It’s a rare thing to see the Supreme Court of the United Kingdom overturn an Act of the Scottish Parliament. But it did so with the legislation Holyrood had passed to enshrine the UN Convention of the Rights of the Child into Scots law, after a successful legal challenge from the UK government.
At first glance the decision to refer this legislation to the court looked like a Tory assault on both devolution and children’s rights, but as the facts emerged, it became clear that this wasn’t in fact the case.
It now transpires that Whitehall officials had written to the Scottish government about parts of the legislation which were not legally competent. These, they explained, could be dealt with through a small number of minor amendments as the draft law made its way through the Scottish Parliament. The substance of the bill could stand.
But the government ignored the message and failed to pass it on to any opposition MSP. They knew full well that it would trigger a court battle they were doomed to lose but if spun correctly would provide fresh fuel for their grievance agenda. We’re now left in a situation where the Bill is in limbo and children’s rights in Scotland lack the basis in law this would have provided.
The SNP have shown in this act of skulduggery that they will stop at nothing to stoke and foment artificial grievance with Westminster, in the hope that it will drive Scots closer to their overarching aim of independence. For the nationalists, this is a prize so valuable that even treating vulnerable children as pawns in their game seems a worthwhile trade.
And it’s not just in legal protection for their rights where children are forced to play second-fiddle to the independence cause. Take childcare.
An official update published earlier this month shows that, despite plans for it to be expanded, the number of two-year-olds receiving funded childcare actually decreased in the last six months.
That’s significant because this childcare is directed at children in vulnerable families and is seen as a key route out of poverty. All told, the Scottish government estimates that around 14,500 two-year-olds are eligible for this entitlement. But those making use of the offer actually dropped to just 5,954 in August.
Liberal Democrats campaigned hard to convince ministers to introduce this offer to two-year-olds from disadvantaged backgrounds. If they did the hard work and stepped up the outreach initiatives, it could make all the difference to children’s life chances and attainment.
We know that high-quality childcare helps families get the best start in life, and helps children thrive. Similar offers elsewhere in the UK have uptake twice as high, but children in Scotland are being let down.

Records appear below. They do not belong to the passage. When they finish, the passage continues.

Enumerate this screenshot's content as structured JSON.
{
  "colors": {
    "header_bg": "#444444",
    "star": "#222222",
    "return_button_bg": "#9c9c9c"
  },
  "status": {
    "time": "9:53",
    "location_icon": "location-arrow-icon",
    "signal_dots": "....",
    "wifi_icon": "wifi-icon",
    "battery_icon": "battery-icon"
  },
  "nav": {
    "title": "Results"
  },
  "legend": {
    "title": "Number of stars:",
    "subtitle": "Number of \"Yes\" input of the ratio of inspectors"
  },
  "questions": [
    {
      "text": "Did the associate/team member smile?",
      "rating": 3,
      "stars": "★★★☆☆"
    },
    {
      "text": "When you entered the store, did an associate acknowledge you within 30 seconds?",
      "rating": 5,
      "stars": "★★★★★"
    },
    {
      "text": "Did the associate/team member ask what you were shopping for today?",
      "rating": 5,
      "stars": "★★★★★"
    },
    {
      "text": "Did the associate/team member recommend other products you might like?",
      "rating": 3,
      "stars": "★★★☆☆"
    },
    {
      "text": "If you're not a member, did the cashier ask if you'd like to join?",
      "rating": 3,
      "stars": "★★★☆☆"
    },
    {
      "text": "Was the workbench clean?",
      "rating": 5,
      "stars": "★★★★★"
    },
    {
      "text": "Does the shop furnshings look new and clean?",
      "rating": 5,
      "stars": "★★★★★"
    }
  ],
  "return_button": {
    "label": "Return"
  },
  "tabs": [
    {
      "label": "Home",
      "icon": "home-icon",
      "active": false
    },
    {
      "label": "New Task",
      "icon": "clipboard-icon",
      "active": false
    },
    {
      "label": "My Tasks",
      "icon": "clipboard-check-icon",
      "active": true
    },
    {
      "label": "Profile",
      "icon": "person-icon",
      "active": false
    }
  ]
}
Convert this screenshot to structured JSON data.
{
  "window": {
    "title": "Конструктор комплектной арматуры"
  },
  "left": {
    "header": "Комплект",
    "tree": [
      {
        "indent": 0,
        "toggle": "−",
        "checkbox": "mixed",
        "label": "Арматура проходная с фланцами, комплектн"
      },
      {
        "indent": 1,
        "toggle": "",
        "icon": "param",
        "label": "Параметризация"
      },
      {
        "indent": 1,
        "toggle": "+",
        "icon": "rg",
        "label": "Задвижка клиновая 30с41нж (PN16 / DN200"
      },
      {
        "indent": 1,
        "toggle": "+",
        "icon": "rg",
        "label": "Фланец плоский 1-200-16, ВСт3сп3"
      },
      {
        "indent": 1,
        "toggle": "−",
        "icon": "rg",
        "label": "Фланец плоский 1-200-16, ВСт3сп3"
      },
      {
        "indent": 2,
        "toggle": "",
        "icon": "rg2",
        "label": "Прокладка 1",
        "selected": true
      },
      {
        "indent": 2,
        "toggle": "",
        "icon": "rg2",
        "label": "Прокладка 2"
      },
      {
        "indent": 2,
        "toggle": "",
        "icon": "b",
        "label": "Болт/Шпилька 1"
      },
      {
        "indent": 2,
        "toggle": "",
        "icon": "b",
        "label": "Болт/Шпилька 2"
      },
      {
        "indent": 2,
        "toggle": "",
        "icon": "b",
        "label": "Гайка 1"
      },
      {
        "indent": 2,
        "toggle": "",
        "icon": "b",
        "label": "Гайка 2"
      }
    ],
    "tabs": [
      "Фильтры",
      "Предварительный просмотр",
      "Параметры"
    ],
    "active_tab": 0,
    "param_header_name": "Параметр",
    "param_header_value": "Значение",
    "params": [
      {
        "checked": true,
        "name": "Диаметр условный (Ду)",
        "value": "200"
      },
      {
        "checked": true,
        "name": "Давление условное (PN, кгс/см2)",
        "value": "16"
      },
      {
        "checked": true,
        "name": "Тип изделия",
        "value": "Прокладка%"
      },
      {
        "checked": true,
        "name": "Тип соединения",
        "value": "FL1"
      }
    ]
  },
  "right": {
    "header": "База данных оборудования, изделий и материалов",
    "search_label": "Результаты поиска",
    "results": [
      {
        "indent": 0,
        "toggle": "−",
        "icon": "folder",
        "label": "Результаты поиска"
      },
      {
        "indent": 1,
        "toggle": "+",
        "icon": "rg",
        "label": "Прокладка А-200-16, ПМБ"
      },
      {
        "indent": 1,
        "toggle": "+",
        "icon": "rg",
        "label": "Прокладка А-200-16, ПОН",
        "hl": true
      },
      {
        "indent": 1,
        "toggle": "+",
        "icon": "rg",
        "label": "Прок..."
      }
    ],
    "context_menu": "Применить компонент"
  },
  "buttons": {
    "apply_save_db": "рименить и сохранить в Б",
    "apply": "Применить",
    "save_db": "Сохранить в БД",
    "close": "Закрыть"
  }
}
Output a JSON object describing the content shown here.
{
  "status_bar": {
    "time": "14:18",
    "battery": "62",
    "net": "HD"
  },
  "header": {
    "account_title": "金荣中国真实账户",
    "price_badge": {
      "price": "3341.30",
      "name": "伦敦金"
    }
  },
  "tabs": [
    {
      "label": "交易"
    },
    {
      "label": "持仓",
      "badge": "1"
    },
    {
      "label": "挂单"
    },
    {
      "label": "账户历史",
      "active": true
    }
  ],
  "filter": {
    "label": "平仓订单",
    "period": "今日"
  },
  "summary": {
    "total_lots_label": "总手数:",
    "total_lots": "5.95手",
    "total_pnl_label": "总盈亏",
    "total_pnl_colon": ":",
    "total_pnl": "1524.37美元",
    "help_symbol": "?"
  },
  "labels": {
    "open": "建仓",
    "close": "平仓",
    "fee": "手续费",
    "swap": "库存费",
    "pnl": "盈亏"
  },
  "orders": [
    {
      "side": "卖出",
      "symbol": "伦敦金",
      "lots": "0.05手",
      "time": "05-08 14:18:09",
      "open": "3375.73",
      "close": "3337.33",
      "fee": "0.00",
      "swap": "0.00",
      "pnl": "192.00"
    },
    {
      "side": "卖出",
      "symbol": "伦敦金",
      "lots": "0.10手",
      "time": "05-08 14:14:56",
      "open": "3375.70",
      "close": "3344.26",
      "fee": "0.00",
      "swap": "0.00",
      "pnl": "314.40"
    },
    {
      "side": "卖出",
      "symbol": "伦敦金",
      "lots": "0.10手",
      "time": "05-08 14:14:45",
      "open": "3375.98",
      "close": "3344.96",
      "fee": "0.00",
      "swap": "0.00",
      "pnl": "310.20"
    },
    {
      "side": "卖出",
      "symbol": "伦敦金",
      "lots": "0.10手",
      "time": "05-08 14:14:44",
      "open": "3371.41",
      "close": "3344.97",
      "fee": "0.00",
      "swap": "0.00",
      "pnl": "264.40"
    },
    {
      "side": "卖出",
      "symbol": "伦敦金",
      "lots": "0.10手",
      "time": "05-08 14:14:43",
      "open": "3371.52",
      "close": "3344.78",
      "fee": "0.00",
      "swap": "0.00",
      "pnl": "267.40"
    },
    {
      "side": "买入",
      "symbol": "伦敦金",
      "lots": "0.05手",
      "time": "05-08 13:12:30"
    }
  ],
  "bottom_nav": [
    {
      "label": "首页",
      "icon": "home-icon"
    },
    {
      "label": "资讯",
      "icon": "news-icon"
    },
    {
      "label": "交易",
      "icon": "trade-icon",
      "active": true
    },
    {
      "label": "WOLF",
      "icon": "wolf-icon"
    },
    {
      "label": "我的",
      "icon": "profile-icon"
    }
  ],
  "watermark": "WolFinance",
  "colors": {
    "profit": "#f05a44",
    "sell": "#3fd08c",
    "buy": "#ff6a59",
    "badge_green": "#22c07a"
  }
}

This ministerial disinterest in helping families access early-years care comes from the same place as the SNP's desperation to spark grievance in response to the Supreme Court judgement. Both show yet again that the independence project is the first and only priority for the SNP.
Alex Cole-Hamilton is Scottish Liberal Democrat MSP for Edinburgh Western